Why it Matters to Distributors
According to Statista, a leading provider of statistical data and market research, there are estimated to be approximately 4.1 million ATMs worldwide in 2019. That number is projected to rise to 4.3 million by 2020. That’s a lot of ATMs.
When the first ATM arrived on the scene outside of Barclays bank in the London suburb of Enfield in 1967, and for many years after, it was bulky, unreliable, and prone to breaking down. But it was also useful. And for the past 50 years ATM technology and hardware have been getting sleeker, more advanced, and more dependable.
Nevertheless, there is one thing that has remained a constant throughout the history of the ATM – the need for security. Starting back in 1968 when some ATMs used tokens to be inserted into the machine in order to withdraw cash, Swedish hackers utilized a stolen token to withdraw large amounts of cash from different machines. And thus it has been ever since.
Since then, as technology has changed, ATM thieves have changed their strategies to keep up with, or ahead of, ATM security. Looters can physically tamper with an ATM or they can utilize skimming devices to determine a credit or bank card’s information, thereby gaining the ability to utilize that information elsewhere.
Additionally, as ATMs get more sophisticated with regard to the software that many are using these days, ATM hackers have increasingly become a problem. According to a 2018 Washington Post article, hackers have been reported to completely swap out ATM hard drives or attack them remotely.
And then there is ATM “jackpotting”, which allows thieves to exploit an ATM’s physical and software vulnerabilities in order to get the machine to dispense cash. If successful, jackpotting thieves can essentially walk away from an ATM machine having completely depleted it of its cash stores.
Why does this matter to distributors?
If you are an Independent ATM Distributor (IAD), these vulnerabilities should matter to you.
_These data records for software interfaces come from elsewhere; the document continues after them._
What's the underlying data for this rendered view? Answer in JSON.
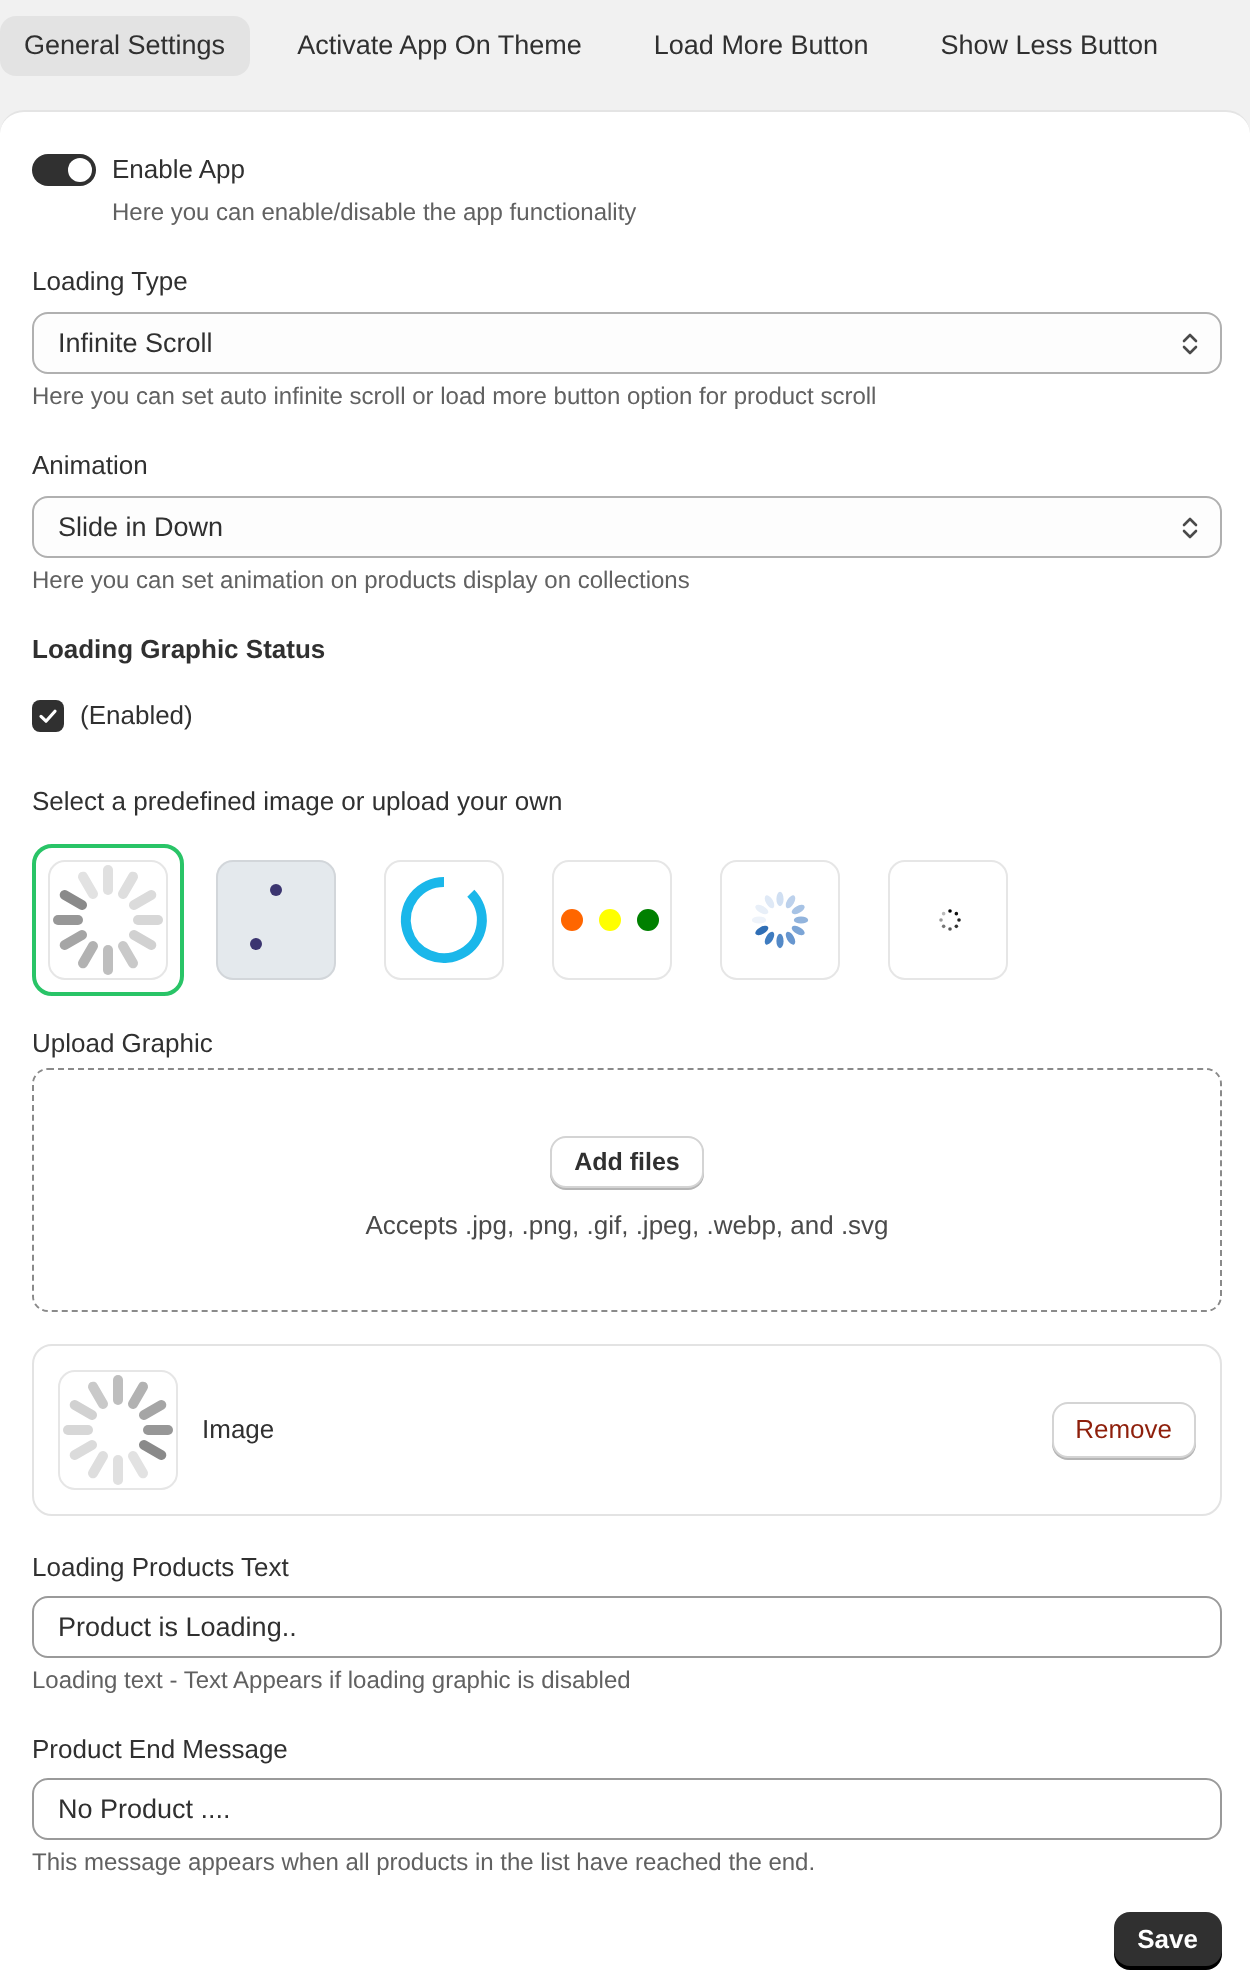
{
  "tabs": [
    {
      "label": "General Settings",
      "selected": true
    },
    {
      "label": "Activate App On Theme",
      "selected": false
    },
    {
      "label": "Load More Button",
      "selected": false
    },
    {
      "label": "Show Less Button",
      "selected": false
    }
  ],
  "enable_app": {
    "label": "Enable App",
    "on": true,
    "help": "Here you can enable/disable the app functionality"
  },
  "loading_type": {
    "label": "Loading Type",
    "value": "Infinite Scroll",
    "help": "Here you can set auto infinite scroll or load more button option for product scroll"
  },
  "animation": {
    "label": "Animation",
    "value": "Slide in Down",
    "help": "Here you can set animation on products display on collections"
  },
  "loading_graphic_status": {
    "label": "Loading Graphic Status",
    "checkbox_label": "(Enabled)",
    "checked": true
  },
  "predefined_images": {
    "label": "Select a predefined image or upload your own",
    "items": [
      {
        "kind": "spokes",
        "selected": true
      },
      {
        "kind": "two-dots",
        "selected": false
      },
      {
        "kind": "ring",
        "selected": false
      },
      {
        "kind": "three-dots",
        "selected": false
      },
      {
        "kind": "petals",
        "selected": false
      },
      {
        "kind": "dotted-circle",
        "selected": false
      }
    ]
  },
  "upload_graphic": {
    "label": "Upload Graphic",
    "button": "Add files",
    "hint": "Accepts .jpg, .png, .gif, .jpeg, .webp, and .svg"
  },
  "uploaded_file": {
    "name": "Image",
    "button": "Remove"
  },
  "loading_products_text": {
    "label": "Loading Products Text",
    "value": "Product is Loading..",
    "help": "Loading text - Text Appears if loading graphic is disabled"
  },
  "product_end_message": {
    "label": "Product End Message",
    "value": "No Product ....",
    "help": "This message appears when all products in the list have reached the end."
  },
  "save_button": "Save"
}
A lot. If your machines are constantly being hacked, tampered with, or jackpotted, you will quickly earn a reputation for lax security. That is guaranteed to drive business to one of your competitors who takes the situation more seriously.
What can an IAD do to protect their ATMs?
Here are 5 ways that an IAD can protect their ATMs from would-be thieves:
1. Check your machines.
One of the strongest, easiest, and most effective ways of protecting your ATMs is to physically check it. At these inspections you or your employed service repair professional should look for skimmers, small cameras, possible tampering with the machine, and/or pin-capturing devices. These checks should happen on both a routine and random basis. If a thief learns that you routinely check your machines on Wednesdays, they are more likely to hack or tamper your machine on a Thursday so as to get a whole week’s worth of data/cash before being discovered the following Wednesday. If you add random security inspections into your schedule, you will be more likely to throw off would-be thieves – and discover any issues more quickly.
2. Install a detection system.
Install a detection system that can take the ATM offline if it senses a breach or can tell if anything is attached to the card reader or keypad. Many of these systems also have the functionality to send IADs a message if there has been a security issue.
3. Install Jitter technology.
Jitter is an anti-skimming technology that distorts the speed or flow of a credit or bank card as it is swiped in an ATM. This technology is specifically designed to make any information gleaned from a card skinner unreadable, therefore rendering it unusable.
4. Place locator devices.
Another effective security measure is to place locator devices in your machine and attach dye packs to your cash box, and then advertise those security measures on the outside of your ATM. Thieves are less likely to try to tamper with a machine that they know can be traced if they steal it, or if the cash they unload is covered in dye.
5. Build in firewalls and encryption technologies into your ATM’s software.
When a customer swipes his/her card the machine and then enters their PIN, details from that swipe and code entry are then sent to the relational database management system (RDBMS), which validates the information before moving forward with the transaction request. By adding firewalls and encryption technology in your ATM’s software system, the network is more protected from attackers trying to intercept this information.
By being on top of the security issues your ATM faces, you’ll be more likely to prevent theft and possible damage to your machines. Being proactive and thorough about security will put you in good stead with your customers, thereby helping to ensure a long, thriving business relationship.